§ The problem
The records that follow must all be duplicated exactly.

§ Data extracts
------------------------------------------------------------------------

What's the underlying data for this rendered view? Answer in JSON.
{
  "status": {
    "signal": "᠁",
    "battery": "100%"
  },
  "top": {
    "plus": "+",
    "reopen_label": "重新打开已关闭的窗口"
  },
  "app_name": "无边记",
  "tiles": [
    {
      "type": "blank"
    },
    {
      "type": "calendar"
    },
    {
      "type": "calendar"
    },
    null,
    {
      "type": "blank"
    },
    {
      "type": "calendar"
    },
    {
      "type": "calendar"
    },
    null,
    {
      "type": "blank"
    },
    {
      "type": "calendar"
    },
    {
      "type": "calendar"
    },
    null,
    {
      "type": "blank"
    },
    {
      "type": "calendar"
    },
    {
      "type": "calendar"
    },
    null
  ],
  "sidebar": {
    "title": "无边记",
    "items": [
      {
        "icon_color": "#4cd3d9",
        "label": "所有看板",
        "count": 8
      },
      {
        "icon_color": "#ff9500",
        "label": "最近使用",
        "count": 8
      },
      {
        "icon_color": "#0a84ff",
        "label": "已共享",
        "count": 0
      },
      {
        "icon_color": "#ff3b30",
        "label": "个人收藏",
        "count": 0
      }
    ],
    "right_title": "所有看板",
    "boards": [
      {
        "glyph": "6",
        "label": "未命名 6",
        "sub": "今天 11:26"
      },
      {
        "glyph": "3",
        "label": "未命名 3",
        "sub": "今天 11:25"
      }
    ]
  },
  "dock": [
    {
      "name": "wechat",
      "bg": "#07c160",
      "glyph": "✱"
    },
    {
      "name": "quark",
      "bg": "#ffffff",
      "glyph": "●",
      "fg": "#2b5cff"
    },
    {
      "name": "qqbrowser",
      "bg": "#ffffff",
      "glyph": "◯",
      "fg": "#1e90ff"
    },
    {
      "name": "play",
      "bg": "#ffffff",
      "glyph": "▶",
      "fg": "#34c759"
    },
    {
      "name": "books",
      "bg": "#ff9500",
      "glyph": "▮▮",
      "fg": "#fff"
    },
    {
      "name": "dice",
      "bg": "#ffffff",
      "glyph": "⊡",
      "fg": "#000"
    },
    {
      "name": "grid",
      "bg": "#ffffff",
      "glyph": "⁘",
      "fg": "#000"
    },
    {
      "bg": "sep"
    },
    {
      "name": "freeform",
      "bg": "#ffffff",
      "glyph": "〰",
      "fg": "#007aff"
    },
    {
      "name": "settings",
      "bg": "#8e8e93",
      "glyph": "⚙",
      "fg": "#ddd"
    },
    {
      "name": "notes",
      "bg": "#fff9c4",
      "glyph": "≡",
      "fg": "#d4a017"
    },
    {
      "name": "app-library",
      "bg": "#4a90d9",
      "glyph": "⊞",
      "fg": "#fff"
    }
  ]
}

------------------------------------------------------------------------

§ Answer for the task
What's the underlying data for this rendered view? Answer in JSON.
{
  "status": {
    "signal": "᠁",
    "battery": "100%"
  },
  "top": {
    "plus": "+",
    "reopen_label": "重新打开已关闭的窗口"
  },
  "app_name": "无边记",
  "tiles": [
    {
      "type": "blank"
    },
    {
      "type": "calendar"
    },
    {
      "type": "calendar"
    },
    null,
    {
      "type": "blank"
    },
    {
      "type": "calendar"
    },
    {
      "type": "calendar"
    },
    null,
    {
      "type": "blank"
    },
    {
      "type": "calendar"
    },
    {
      "type": "calendar"
    },
    null,
    {
      "type": "blank"
    },
    {
      "type": "calendar"
    },
    {
      "type": "calendar"
    },
    null
  ],
  "sidebar": {
    "title": "无边记",
    "items": [
      {
        "icon_color": "#4cd3d9",
        "label": "所有看板",
        "count": 8
      },
      {
        "icon_color": "#ff9500",
        "label": "最近使用",
        "count": 8
      },
      {
        "icon_color": "#0a84ff",
        "label": "已共享",
        "count": 0
      },
      {
        "icon_color": "#ff3b30",
        "label": "个人收藏",
        "count": 0
      }
    ],
    "right_title": "所有看板",
    "boards": [
      {
        "glyph": "6",
        "label": "未命名 6",
        "sub": "今天 11:26"
      },
      {
        "glyph": "3",
        "label": "未命名 3",
        "sub": "今天 11:25"
      }
    ]
  },
  "dock": [
    {
      "name": "wechat",
      "bg": "#07c160",
      "glyph": "✱"
    },
    {
      "name": "quark",
      "bg": "#ffffff",
      "glyph": "●",
      "fg": "#2b5cff"
    },
    {
      "name": "qqbrowser",
      "bg": "#ffffff",
      "glyph": "◯",
      "fg": "#1e90ff"
    },
    {
      "name": "play",
      "bg": "#ffffff",
      "glyph": "▶",
      "fg": "#34c759"
    },
    {
      "name": "books",
      "bg": "#ff9500",
      "glyph": "▮▮",
      "fg": "#fff"
    },
    {
      "name": "dice",
      "bg": "#ffffff",
      "glyph": "⊡",
      "fg": "#000"
    },
    {
      "name": "grid",
      "bg": "#ffffff",
      "glyph": "⁘",
      "fg": "#000"
    },
    {
      "bg": "sep"
    },
    {
      "name": "freeform",
      "bg": "#ffffff",
      "glyph": "〰",
      "fg": "#007aff"
    },
    {
      "name": "settings",
      "bg": "#8e8e93",
      "glyph": "⚙",
      "fg": "#ddd"
    },
    {
      "name": "notes",
      "bg": "#fff9c4",
      "glyph": "≡",
      "fg": "#d4a017"
    },
    {
      "name": "app-library",
      "bg": "#4a90d9",
      "glyph": "⊞",
      "fg": "#fff"
    }
  ]
}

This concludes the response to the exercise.